The required result is a copy of each line below in which "data" appears.

Records excerpted from a collection
□ □ □ □

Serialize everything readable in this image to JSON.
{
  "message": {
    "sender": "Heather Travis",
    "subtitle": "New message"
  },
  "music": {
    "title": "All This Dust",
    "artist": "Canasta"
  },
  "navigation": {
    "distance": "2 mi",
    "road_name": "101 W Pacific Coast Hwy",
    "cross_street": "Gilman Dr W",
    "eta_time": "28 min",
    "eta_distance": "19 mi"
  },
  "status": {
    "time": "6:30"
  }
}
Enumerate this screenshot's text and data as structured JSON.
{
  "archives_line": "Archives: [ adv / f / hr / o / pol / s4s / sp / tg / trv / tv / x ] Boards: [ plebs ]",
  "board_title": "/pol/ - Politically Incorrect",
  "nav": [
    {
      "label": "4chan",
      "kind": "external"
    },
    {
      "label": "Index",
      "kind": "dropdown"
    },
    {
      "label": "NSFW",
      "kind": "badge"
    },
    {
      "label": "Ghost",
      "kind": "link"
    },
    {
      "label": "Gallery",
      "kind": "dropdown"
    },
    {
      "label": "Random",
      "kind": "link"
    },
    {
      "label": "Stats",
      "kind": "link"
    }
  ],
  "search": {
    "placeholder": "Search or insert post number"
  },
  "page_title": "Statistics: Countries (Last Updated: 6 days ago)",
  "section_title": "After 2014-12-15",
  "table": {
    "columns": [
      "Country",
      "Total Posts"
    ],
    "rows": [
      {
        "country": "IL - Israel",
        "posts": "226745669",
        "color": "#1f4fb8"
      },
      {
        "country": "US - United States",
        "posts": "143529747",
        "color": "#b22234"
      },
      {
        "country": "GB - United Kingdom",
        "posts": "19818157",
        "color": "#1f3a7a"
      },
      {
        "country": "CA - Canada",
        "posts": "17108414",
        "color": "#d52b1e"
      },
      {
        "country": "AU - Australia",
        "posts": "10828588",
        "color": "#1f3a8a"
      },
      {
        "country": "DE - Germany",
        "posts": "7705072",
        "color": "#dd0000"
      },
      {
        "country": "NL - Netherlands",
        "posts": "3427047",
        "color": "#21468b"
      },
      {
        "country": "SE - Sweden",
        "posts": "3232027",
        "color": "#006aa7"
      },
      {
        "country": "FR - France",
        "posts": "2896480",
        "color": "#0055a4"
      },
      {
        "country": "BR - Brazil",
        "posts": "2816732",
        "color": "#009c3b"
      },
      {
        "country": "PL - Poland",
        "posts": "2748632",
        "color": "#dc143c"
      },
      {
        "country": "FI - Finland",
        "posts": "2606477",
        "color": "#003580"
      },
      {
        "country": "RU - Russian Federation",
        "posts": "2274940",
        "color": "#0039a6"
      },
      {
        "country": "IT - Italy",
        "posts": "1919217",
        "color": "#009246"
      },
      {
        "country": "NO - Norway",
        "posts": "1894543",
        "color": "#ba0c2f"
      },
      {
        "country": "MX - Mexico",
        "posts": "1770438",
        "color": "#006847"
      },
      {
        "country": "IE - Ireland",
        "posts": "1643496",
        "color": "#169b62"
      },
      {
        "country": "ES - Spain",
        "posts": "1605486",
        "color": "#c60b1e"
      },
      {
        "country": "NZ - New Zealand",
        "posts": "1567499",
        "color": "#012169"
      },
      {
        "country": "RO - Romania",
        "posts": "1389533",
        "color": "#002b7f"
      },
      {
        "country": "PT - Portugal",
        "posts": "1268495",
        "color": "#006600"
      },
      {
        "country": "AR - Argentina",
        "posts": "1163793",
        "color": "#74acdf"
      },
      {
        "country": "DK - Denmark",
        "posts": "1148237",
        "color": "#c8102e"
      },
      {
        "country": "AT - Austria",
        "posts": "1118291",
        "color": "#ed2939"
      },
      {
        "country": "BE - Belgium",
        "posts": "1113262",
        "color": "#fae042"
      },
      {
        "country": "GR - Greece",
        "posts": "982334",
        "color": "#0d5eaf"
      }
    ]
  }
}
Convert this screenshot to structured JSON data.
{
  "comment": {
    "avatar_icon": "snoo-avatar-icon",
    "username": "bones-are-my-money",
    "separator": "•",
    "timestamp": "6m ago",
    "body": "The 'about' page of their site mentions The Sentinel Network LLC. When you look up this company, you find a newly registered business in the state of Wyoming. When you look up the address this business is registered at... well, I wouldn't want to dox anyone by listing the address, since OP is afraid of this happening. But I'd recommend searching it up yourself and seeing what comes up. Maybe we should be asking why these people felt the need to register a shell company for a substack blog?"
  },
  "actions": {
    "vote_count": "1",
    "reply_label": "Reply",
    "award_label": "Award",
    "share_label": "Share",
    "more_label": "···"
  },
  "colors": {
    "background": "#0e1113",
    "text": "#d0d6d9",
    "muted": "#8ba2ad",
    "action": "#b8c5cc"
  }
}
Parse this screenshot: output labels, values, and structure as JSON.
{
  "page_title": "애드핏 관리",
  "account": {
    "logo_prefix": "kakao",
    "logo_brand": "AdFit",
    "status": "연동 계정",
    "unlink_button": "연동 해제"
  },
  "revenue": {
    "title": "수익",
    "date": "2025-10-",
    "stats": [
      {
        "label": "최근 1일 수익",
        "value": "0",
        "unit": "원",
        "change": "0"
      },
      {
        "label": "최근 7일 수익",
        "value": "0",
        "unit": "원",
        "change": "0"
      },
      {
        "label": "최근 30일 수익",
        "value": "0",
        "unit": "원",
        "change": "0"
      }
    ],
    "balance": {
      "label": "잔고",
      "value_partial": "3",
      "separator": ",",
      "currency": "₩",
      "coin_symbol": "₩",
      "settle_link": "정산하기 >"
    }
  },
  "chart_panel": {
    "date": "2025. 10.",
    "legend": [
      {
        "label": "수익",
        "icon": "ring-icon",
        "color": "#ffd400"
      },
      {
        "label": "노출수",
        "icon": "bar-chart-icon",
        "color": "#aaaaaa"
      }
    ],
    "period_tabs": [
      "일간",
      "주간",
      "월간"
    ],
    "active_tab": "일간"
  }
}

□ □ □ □

Answer section:
Enumerate this screenshot's text and data as structured JSON.
Convert this screenshot to structured JSON data.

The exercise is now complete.